Dog theft is big business. A thief can quickly resell your dog, possibly even before you know she’s gone. Dogs can be stolen from the home, when being walked, or when unleashed in a public place. The dogs most targeted for theft tend to be small, highly sought-after breeds, but dogs of all sizes can be at risk. Be sure to take important precautions to protect your beloved pet from theft.
Dog theft statistics
Two million dogs are stolen every year in the United States, and more than 80% of missing pets are never found. About half of all thefts occur in the home, stolen either from the yard or from inside the house. About 15% are nabbed while the dog is being walked, and about another 15% from dogs left alone at a store or in a car.
While some dogs are stolen because the thief wants to keep the dog as a pet, this is not common. More commonly, dogs are stolen for resale to new pet owners, kept for breeding, or sadly, used in dog fights or laboratory testing.
Protect your home
If you let your dogs roam on your property, be sure to have fencing that both keeps the dog in and intruders out. Install LED security flood lights with motion detectors so that intruders will receive an unwanted welcome. You can have sensors near the kennel to send off a signal if there is activity at night or when no one should be near the dogs.
Get yourself some security cameras. Have outdoor cameras prominently mounted where thieves can easily see them, which will be a strong deterrent. If a thief is foolish enough to still try to break in or steal your dog, make sure the camera is placed so the police can identify the thief’s face. Indoor cameras should be placed inside a kennel and other places in the home that may be vulnerable to entry.
Don’t receive strangers alone. Dog breeders in particular often have strangers visit to see the new puppies. Always be accompanied and have the indoor cameras and kennel cameras in clear view. Mention them nonchalantly in the conversation so the person knows you protect your dogs. Real buyers will be glad to hear you monitor your dogs at all times. Criminals will find an easier target.
Protect your dog
Never leave your dog unattended when you’re out and about. Some people leave their dog in the car or tie their dog up outside when they go into a store or restaurant. There is no easier way for someone to snatch your dog.
A dog playing freely in the park or walking without a leash is another easy target for dog-nappers. While your dog should be able to have some exercise without a leash, choose your locations carefully, and don’t let your dog run free unless she has been trained for a perfect recall. When you call her back, she needs to come immediately, so that she stays within your sight at all times. Be sure to treat her with a tasty Saint Rocco’s treat for staying close and obeying well.
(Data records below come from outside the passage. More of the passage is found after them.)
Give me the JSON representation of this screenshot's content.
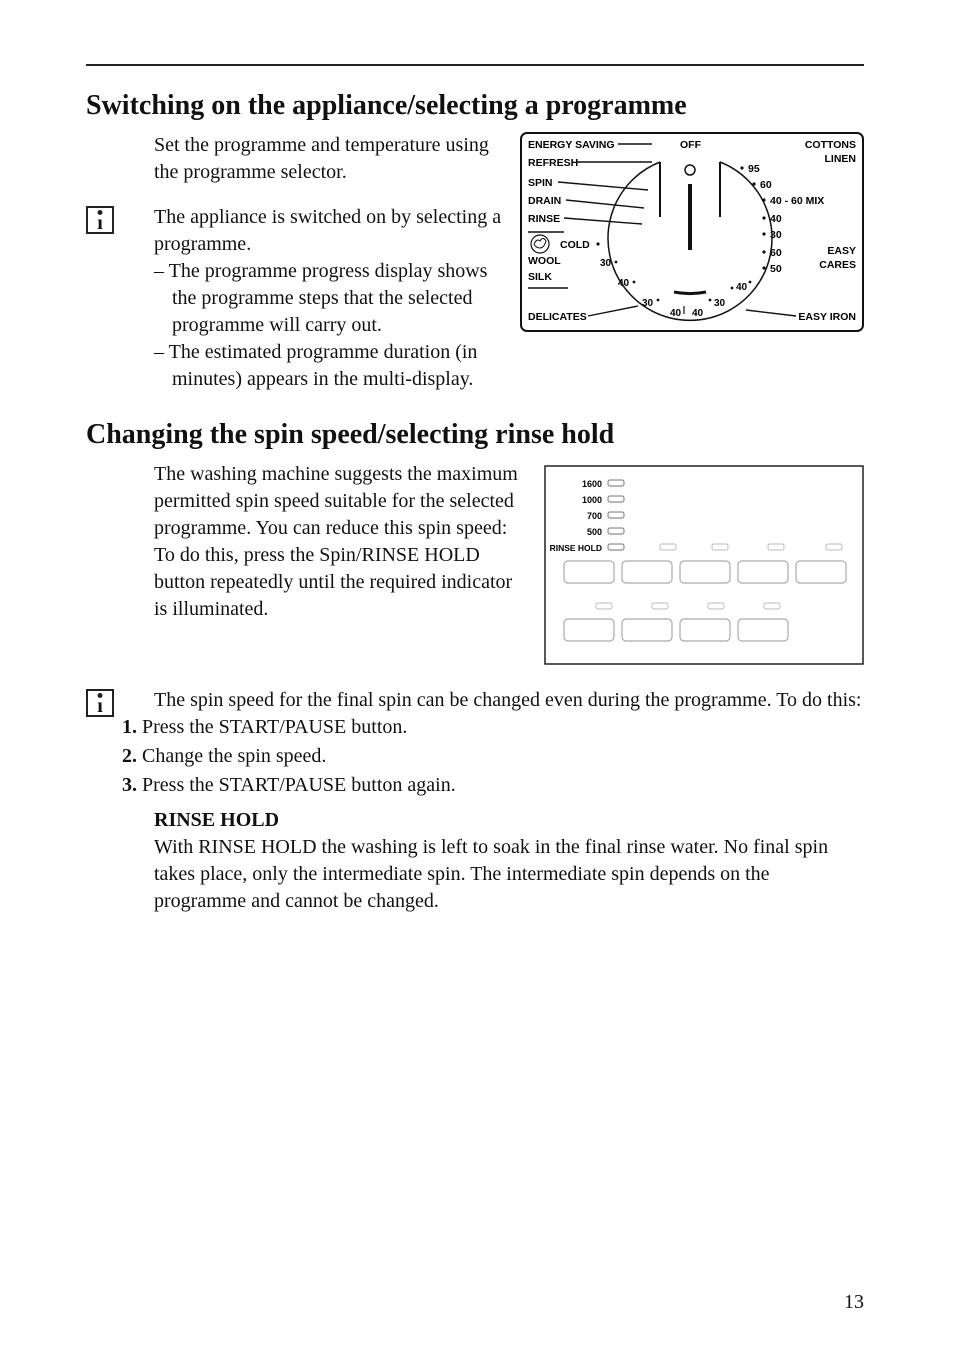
{
  "section1": {
    "title": "Switching on the appliance/selecting a programme",
    "intro": "Set the programme and temperature using the programme selector.",
    "info_para": "The appliance is switched on by selecting a programme.",
    "bullets": [
      "The programme progress display shows the programme steps that the selected programme will carry out.",
      "The estimated programme duration (in minutes) appears in the multi-display."
    ]
  },
  "selector": {
    "labels_left": [
      "ENERGY SAVING",
      "REFRESH",
      "SPIN",
      "DRAIN",
      "RINSE"
    ],
    "hand_icon_label": "COLD",
    "left_bottom": [
      "WOOL",
      "SILK"
    ],
    "bottom_left_label": "DELICATES",
    "top_center": "OFF",
    "right_top": [
      "COTTONS",
      "LINEN"
    ],
    "right_nums_top": [
      "95",
      "60",
      "40 - 60 MIX",
      "40",
      "30"
    ],
    "right_mid": [
      "60",
      "50"
    ],
    "right_mid_labels": [
      "EASY",
      "CARES"
    ],
    "bottom_right_label": "EASY IRON",
    "arc_nums": [
      "30",
      "40",
      "30",
      "40",
      "40",
      "30",
      "40"
    ]
  },
  "section2": {
    "title": "Changing the spin speed/selecting rinse hold",
    "para1": "The washing machine suggests the maximum permitted spin speed suitable for the selected programme. You can reduce this spin speed:",
    "para2": "To do this, press the Spin/RINSE HOLD button repeatedly until the required indicator is illuminated.",
    "info_para": "The spin speed for the final spin can be changed even during the programme. To do this:",
    "steps": [
      "Press the START/PAUSE button.",
      "Change the spin speed.",
      "Press the START/PAUSE button again."
    ],
    "rinse_head": "RINSE HOLD",
    "rinse_body": "With RINSE HOLD the washing is left to soak in the final rinse water. No final spin takes place, only the intermediate spin. The intermediate spin depends on the programme and cannot be changed."
  },
  "spin_panel": {
    "speeds": [
      "1600",
      "1000",
      "700",
      "500"
    ],
    "hold_label": "RINSE HOLD"
  },
  "page_number": "13"
}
Make sure your dog has an ID tag and a microchip so that if found, she can be easily identified. Besides these basics that every dog should have, there are also some very clever gadgets available to help you track your dog if she runs off or is stolen. GPS pet tracking devices are connected to the dog’s collar and can run from under $100 to close to $1000, depending on their bells and whistles.
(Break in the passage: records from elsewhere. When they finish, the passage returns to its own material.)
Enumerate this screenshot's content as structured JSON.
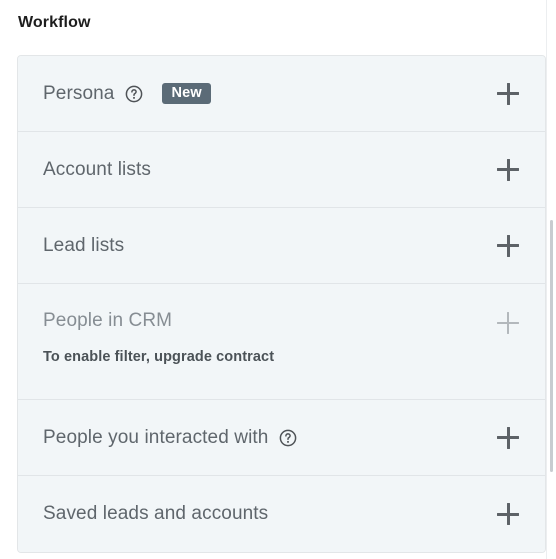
{
  "section": {
    "title": "Workflow"
  },
  "icons": {
    "help": "help-circle-icon",
    "add": "plus-icon"
  },
  "badges": {
    "new": "New"
  },
  "colors": {
    "row_background": "#f2f6f8",
    "row_divider": "#e1e5e8",
    "container_border": "#e3e6e8",
    "label_text": "#5f666c",
    "label_text_disabled": "#868d93",
    "sublabel_text": "#4b5257",
    "heading_text": "#1d1d1d",
    "badge_background": "#5b6b77",
    "badge_text": "#ffffff",
    "plus_icon": "#5d6267",
    "plus_icon_disabled": "#b3b8bc",
    "page_background": "#ffffff",
    "scrollbar_thumb": "#c8ccd0"
  },
  "filters": [
    {
      "label": "Persona",
      "has_help": true,
      "badge": "New",
      "enabled": true,
      "sublabel": null
    },
    {
      "label": "Account lists",
      "has_help": false,
      "badge": null,
      "enabled": true,
      "sublabel": null
    },
    {
      "label": "Lead lists",
      "has_help": false,
      "badge": null,
      "enabled": true,
      "sublabel": null
    },
    {
      "label": "People in CRM",
      "has_help": false,
      "badge": null,
      "enabled": false,
      "sublabel": "To enable filter, upgrade contract"
    },
    {
      "label": "People you interacted with",
      "has_help": true,
      "badge": null,
      "enabled": true,
      "sublabel": null
    },
    {
      "label": "Saved leads and accounts",
      "has_help": false,
      "badge": null,
      "enabled": true,
      "sublabel": null
    }
  ]
}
If you seem like a vulnerable target, a dog-snatcher may just try to grab the dog while you’re walking her. In 2021, two of Lady Gaga’s three French bulldogs were stolen by several armed thieves who shot the dog-walker (fortunately he wasn’t killed). Happily, the thieves were arrested and the dogs returned. (I suppose it would be hard to sell Lady Gaga’s dogs without being caught!) But your dogs may not be so tough to sell.
Change your routine so that a thief who is eyeing your dog won’t be able to plan the theft. Train your dog to walk close to you – the classic “heel” command will keep her safely by your side and more difficult to snatch.
Pay attention when out walking rather than talking on the phone or listening to something with earbuds or a headphone on. If you do listen to something, keep it quiet or only put in one earbud so you can be aware of your surroundings. Consider walking with a buddy or letting people know when you’ll be back when you go out.
Apply these common sense tips to keep your dog and yourself safe. And always keep a few Saint Rocco’s treats in your pocket for greater incentive for your dog to stay close!